ATLANTA (AP) — The Georgia Supreme Court halted the execution of a convicted killer four hours before he was scheduled to die, saying it wanted to further review the case, which could be used to decide whether the electric chair constitutes cruel and unusual punishment.

In another final-hour reprieve Tuesday, the U.S. Supreme Court blocked the scheduled execution of a borderline mentally retarded man shortly before he was to be put to death in Missouri.

Tuesday's 4-3 ruling by the Georgia Supreme Court delayed indefinitely the execution of Ronald Keith Spivey, who was convicted of killing a Columbus, Ga., police officer in 1976.
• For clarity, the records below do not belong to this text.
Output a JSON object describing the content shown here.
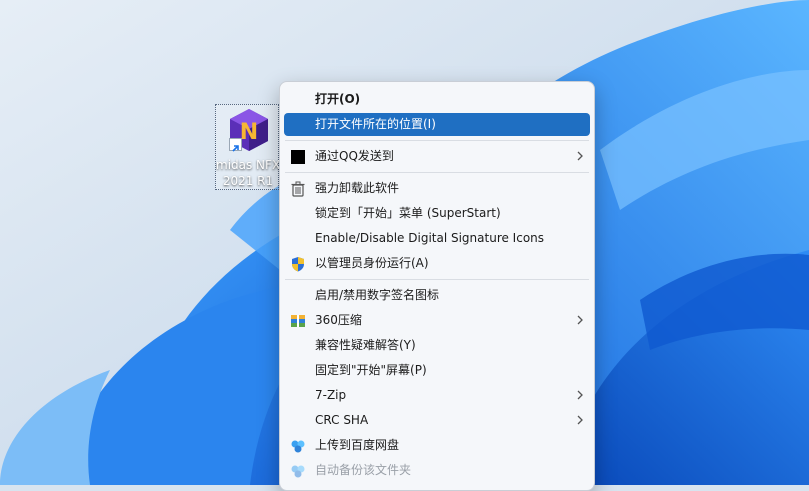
{
  "desktop": {
    "shortcut": {
      "label_line1": "midas NFX",
      "label_line2": "2021 R1",
      "icon": "midas-nfx-app-icon"
    }
  },
  "context_menu": {
    "items": [
      {
        "label": "打开(O)",
        "bold": true
      },
      {
        "label": "打开文件所在的位置(I)",
        "highlighted": true
      },
      {
        "label": "通过QQ发送到",
        "icon": "qq-send-icon",
        "submenu": true
      },
      {
        "label": "强力卸载此软件",
        "icon": "trash-icon"
      },
      {
        "label": "锁定到「开始」菜单 (SuperStart)"
      },
      {
        "label": "Enable/Disable Digital Signature Icons"
      },
      {
        "label": "以管理员身份运行(A)",
        "icon": "uac-shield-icon"
      },
      {
        "label": "启用/禁用数字签名图标"
      },
      {
        "label": "360压缩",
        "icon": "archive-360-icon",
        "submenu": true
      },
      {
        "label": "兼容性疑难解答(Y)"
      },
      {
        "label": "固定到\"开始\"屏幕(P)"
      },
      {
        "label": "7-Zip",
        "submenu": true
      },
      {
        "label": "CRC SHA",
        "submenu": true
      },
      {
        "label": "上传到百度网盘",
        "icon": "baidu-netdisk-icon"
      },
      {
        "label": "自动备份该文件夹",
        "icon": "baidu-netdisk-icon",
        "disabled": true
      }
    ]
  },
  "colors": {
    "highlight": "#1f6fc2",
    "wallpaper_blue": "#1466e0",
    "wallpaper_bg": "#d8e4ef"
  }
}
In the Missouri case before the U.S. Supreme Court on Tuesday, Antonio Richardson, 26, was granted a stay to give the justices more time to consider his case. He was to be put to death for his role in the 1991 rapes and deaths of sisters Robin Kerry, 19, and Julie Kerry, 20.